Vimeo
YouTube
LinkedIn
Instagram
Share |

Little Caesars founder Mike Ilitch dies at 87

American billionaire Mike Ilitch, who went from minor league baseball player to founder of a sprawling family business, Ilitch Holdings, has died at the age of 87.

American billionaire Mike Ilitch, who went from minor league baseball player to founder of a sprawling family business, Ilitch Holdings, has died at the age of 87.

The Detroit-born businessman was known as an All-City athlete in baseball and track, the founder of Little Caesars—now the third-largest pizza chain in the US with 2015 sales of $3.5 billion—and a patron of the city in which he was born.

Son to Macedonian immigrants, Ilitch hoped to make his name as a major league baseball player before a knee injury cut his career short. He then founded pizza business Little Caesars with his wife, Marion, in a small Detroit suburb.

While Ilitch found moderate success on the playing field, it was his ownership of the Detroit Red Wings of the National Hockey League and Detroit Tigers of Major League Baseball that propelled him into the hall of sporting greats.

Second-gen Christopher Ilitch, president and chief executive of Ilitch Holdings, discussed his father in a statement shortly after his death—the family also announced a public memorial service in Detroit’s historic Fox Theatre, which they renovated in 1987.

"My father was a once-in-a-generation entrepreneur, visionary and leader, setting the tone for our organisation and our family," Christopher Ilitch said in the statement.

"He made such a positive impact in the world of sports, in business and in the community, and we will remember him for his unwavering commitment to his employees, his passion for Detroit, his generosity to others and his devotion to his family and friends.”

Despite his business acumen, Ilitch’s claim of being self-made was not entirely accurate: some of the octogenarian’s success can be attributed to huge tax breaks and gifts from local government, which caused controversy among the public and government officials alike.

The most notable example is the tens of millions of state-donated dollars used to build the Detroit Tigers’ Comerica Park stadium in 2000, allocated to the purchase of land and infrastructure costs, despite questions about the park’s promised economic windfalls.

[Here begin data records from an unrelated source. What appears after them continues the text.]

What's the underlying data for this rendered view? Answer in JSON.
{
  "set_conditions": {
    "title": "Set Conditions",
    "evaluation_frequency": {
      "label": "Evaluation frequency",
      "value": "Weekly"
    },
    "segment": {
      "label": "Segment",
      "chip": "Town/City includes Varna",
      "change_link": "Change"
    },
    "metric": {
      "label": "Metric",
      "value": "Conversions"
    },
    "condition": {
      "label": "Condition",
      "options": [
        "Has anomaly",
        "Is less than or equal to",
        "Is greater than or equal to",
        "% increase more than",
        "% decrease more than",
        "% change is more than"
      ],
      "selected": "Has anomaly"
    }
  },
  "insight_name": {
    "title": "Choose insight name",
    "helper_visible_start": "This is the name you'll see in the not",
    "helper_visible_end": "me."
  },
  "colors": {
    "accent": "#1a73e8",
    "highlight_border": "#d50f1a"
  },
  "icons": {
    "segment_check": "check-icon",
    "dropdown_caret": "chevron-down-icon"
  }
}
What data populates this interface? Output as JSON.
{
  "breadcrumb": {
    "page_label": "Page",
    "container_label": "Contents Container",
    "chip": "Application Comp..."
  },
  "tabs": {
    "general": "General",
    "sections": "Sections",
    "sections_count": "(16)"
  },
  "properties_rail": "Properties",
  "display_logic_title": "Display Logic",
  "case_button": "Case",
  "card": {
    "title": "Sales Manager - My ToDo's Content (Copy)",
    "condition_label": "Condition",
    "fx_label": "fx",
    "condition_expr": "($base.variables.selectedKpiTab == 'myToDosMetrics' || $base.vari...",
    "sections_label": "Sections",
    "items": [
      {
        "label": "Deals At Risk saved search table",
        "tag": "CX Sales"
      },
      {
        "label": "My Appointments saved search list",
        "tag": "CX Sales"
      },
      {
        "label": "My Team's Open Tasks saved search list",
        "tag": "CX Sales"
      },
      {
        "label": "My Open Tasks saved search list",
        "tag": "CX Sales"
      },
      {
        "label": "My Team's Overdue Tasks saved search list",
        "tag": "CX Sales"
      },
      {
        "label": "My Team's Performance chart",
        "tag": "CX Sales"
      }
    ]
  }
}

While the octogenarian was no stranger to controversy, he will be remembered for investing in Detroit when others tightened the purse strings—his investment paid out over the years, particularly in the case of the Detroit Tigers, which is now worth around $1.1 billion from $85 million.

Holding company Ilitch Holdings was established in 1999 to manage the family’s growing wealth as well as their interests in food, sports and entertainment— Ilitch companies employ 23,000 full-time and part-time colleagues worldwide and posted combined revenues of $3.4 billion in 2015.

As part of his long-term plan, Ilitch also spearheaded the so-called District Detroit project, a $1.2 billion swansong that aims to revitalise large swathes of vacant land with office, retail and residential spaces. His son will now lead the project.

Illitch is survived by his partner of 61 years, Marian, and their seven children: Denise, Ron, Michael Junior, Lisa, Atanas, Christopher, and Carole. The family’s fortune is estimated to be worth some $6.1 billion, according to Forbes.


Click here >>
Close